What is an annotation?
An annotation is brief descriptive and/or evaluative summary of an article, book, or other resource
How are annotations and citations different?
Citations identify the resource, its location, and precede the annotations. Annotations are short paragraphs that describe and/or evaluate the resource.
Annotations help you evaluate the resources and help you identify where your own research topic fits in the larger research world. They also display your understanding of the topic, the related research and the organization of your research project.
Accessing, analyzing, and annotating a variety of resources makes your own research question more thorough, your project more comprehensive and your process of creating information more streamlined. And finally, that well-researched, -organized and -written product subsequently continues the scholarly conversation in your field.
Annotations demonstrate your ability to:
Where do annotations go?
Your professor might ask you to create an Annotated Bibliography or an Annotated Outline.
Annotations can be descriptive, informative and/or evaluative. Often, they are a combination of the types below.
Always check with your professor to see what kind of annotation is expected for each assignment.
Descriptive annotations answer the questions:
Informative/Summative annotations answer the questions:

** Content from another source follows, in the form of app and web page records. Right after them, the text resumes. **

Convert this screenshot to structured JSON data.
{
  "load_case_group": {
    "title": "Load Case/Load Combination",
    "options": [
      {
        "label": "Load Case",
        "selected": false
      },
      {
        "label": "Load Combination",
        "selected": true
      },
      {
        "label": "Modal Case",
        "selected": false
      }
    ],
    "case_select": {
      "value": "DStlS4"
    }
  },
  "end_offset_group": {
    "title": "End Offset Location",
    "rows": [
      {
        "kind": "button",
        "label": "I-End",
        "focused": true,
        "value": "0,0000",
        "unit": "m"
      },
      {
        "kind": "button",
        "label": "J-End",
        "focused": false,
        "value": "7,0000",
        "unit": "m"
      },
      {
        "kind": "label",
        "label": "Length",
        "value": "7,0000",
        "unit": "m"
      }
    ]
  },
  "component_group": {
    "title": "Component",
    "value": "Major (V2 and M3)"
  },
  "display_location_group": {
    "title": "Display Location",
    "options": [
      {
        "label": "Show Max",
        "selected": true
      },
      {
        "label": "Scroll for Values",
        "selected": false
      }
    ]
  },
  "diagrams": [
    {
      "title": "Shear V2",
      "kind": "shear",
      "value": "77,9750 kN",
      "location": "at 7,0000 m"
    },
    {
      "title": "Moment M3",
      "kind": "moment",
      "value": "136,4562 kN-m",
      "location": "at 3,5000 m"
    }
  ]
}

Evaluative/Critical/Analytical annotations answer the questions:
What is an Annotated Bibliography?